Garlic is rich in sulfur compounds, which help glutathione levels rise. This antioxidant is a key component of your body's stress protection system (40Trusted Source).

Furthermore, animal studies show that garlic aids in stress reduction and the reduction of anxiety and depression symptoms. More human research is still needed.

13. Tahini

Tahini is a thick spread made from sesame seeds, which are high in L-tryptophan, an essential amino acid.

L-tryptophan is a precursor of dopamine and serotonin, two mood-regulating neurotransmitters. A tryptophan-rich diet can help to improve mood and alleviate depression and anxiety symptoms.

In a four-day study of 25 young adults, a high-tryptophan diet resulted in improved mood, reduced anxiety, and reduced depressive symptoms as compared to a low-tryptophan diet.

Sunflower seeds, no14

Vitamin E is abundant in sunflower seeds. This fat-soluble vitamin is essential for mental health and acts as a strong antioxidant.

Low levels of this nutrient have been linked to depression and mood swings.

Other stress-relieving nutrients found in sunflower seeds include magnesium, manganese, selenium, zinc, B vitamins, and copper.

Broccoli, no15

Broccoli and other cruciferous vegetables are known for their health benefits. A diet high in cruciferous vegetables can reduce your risk of cancer, heart disease, and mental health issues like depression.

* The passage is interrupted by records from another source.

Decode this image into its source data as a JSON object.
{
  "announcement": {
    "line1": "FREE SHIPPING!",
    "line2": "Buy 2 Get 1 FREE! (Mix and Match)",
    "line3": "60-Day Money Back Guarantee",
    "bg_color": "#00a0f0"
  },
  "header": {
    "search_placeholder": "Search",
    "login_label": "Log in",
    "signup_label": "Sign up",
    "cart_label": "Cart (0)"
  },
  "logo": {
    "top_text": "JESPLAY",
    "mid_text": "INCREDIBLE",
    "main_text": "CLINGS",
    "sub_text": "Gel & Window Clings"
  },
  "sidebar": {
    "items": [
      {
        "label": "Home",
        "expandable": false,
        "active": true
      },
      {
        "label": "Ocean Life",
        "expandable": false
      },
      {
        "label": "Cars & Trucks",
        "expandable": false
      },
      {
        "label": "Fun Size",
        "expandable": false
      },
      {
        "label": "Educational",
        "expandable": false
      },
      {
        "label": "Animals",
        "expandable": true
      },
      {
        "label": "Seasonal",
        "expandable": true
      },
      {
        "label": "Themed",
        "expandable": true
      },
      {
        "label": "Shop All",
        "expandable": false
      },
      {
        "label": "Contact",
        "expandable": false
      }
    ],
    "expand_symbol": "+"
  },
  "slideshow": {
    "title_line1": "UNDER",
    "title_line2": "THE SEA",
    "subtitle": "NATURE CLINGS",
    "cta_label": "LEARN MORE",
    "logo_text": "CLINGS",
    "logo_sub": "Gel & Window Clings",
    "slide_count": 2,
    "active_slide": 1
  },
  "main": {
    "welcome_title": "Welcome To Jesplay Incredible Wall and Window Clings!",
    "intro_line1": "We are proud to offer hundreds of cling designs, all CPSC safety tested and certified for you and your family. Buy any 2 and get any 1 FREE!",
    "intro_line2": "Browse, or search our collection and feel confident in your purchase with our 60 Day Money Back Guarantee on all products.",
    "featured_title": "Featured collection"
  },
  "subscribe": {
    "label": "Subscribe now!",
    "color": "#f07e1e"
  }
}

Broccoli is one of the most concentrated food sources of certain nutrients, such as magnesium, vitamin C, and folate, that have been shown to help with depressive symptoms.

Sulforaphane, a sulfur compound found in broccoli, has neuroprotective properties and may have relaxing and antidepressant properties.

Furthermore, 1 cup (184 grams) of cooked broccoli contains more than 20% of the daily value (DV) for vitamin B6, which has been linked to a lower risk of anxiety and depression in women.

Chickpeas, no16

Chickpeas are high in magnesium, potassium, B vitamins, zinc, selenium, manganese, and copper, all of which help to relieve stress.

These tasty legumes are also high in L-tryptophan, a required amino acid for the production of mood-regulating neurotransmitters.

Plant-protein-rich diets, such as chickpeas, have been shown to enhance brain health and efficiency in studies.

A study of over 9,000 people found that those who ate a Mediterranean diet rich in plant foods like legumes had a better mood and were less stressed than those who ate a traditional Western diet high in processed foods.

Chamomile tea is number seventeen

Chamomile is a medicinal herb that has been used as a natural stress reliever since ancient times. Its tea and extract have been shown to help people sleep better and relieve anxiety and depression symptoms.

An 8-week study found that taking 1.5 grams of chamomile extract decreased salivary cortisol levels and improved depressive symptoms in 45 people with anxiety.

Blueberries, no18

Blueberries have been linked to a variety of health benefits, including a better mood.

Flavonoid antioxidants found in these berries have potent anti-inflammatory and neuroprotective properties. They can aid in the reduction of stress-related inflammation as well as the prevention of stress-related cellular damage.

Furthermore, consuming flavonoid-rich foods like blueberries has been shown to protect against depression and improve mood.

Last but not least

Nutrients found in a variety of foods can help you cope with stress.

Matcha powder, fatty fish, kimchi, garlic, chamomile tea, and broccoli are only a few examples of foods that may aid in weight loss.

To naturally encourage stress relief, try integrating some of these foods and beverages into your diet.